Fin_wait_2: The above has explained in detail this state, in fact, the fin_wait_2 state of the socket, that is, the semi-connection, that is, one side requires close connection, but also tell the other side, I temporarily have a bit of data to send you (ACK information), and then close the connection. (Active side)
Close_wait: The meaning of this state is actually expressed in waiting to be closed. How do you understand that? When the other side close a socket to send fin message to yourself, your system will undoubtedly respond to an ACK message to the other side, this time into the close_wait state. Next, the real thing you really need to consider is whether you still have the data sent to the other person, if not, then you can close the SOCKET, send fin messages to each other, that is, close the connection. So what you need to accomplish in the close_wait state is waiting for you to close the connection. (Passive side)
Last_ack: This state is still relatively easy to understand, it is the passive close side after sending fin messages, and finally wait for each other's ACK message. When an ACK message is received, it is also possible to enter the closed available state. (Passive side)

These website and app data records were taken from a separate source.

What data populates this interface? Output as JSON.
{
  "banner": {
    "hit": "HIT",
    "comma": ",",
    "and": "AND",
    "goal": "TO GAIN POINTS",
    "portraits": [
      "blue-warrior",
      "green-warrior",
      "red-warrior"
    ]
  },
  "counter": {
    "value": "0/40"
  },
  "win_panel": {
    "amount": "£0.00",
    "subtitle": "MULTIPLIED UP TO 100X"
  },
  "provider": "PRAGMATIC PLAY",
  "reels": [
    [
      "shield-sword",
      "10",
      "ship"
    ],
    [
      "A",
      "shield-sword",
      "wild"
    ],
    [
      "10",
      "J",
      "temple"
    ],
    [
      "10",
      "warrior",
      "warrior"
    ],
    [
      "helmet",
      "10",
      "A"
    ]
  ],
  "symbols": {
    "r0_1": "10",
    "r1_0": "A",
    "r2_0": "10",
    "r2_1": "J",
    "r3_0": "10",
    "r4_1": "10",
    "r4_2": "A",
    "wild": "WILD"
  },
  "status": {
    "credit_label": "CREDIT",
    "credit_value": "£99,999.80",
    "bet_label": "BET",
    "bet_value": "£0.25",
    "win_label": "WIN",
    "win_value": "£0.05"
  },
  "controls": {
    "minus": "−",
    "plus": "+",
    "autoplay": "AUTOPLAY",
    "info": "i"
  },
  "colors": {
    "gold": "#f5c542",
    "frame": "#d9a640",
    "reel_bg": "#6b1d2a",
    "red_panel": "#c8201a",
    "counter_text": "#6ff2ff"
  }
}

Time_wait: Said to receive the other side of the fin message, and sent out an ACK message, just wait for 2MSL to return to the closed usable state. If the FINWAIT1 state, received the other side with the FIN flag and the ACK flag message, you can directly into the time_wait state, without having to go through the fin_wait_2 state. (Active side)
CLOSED: Indicates a connection interruption.
Hope that the students to summarize it.
Linux under the Disk Management Artifact LVM command use and TCP protocol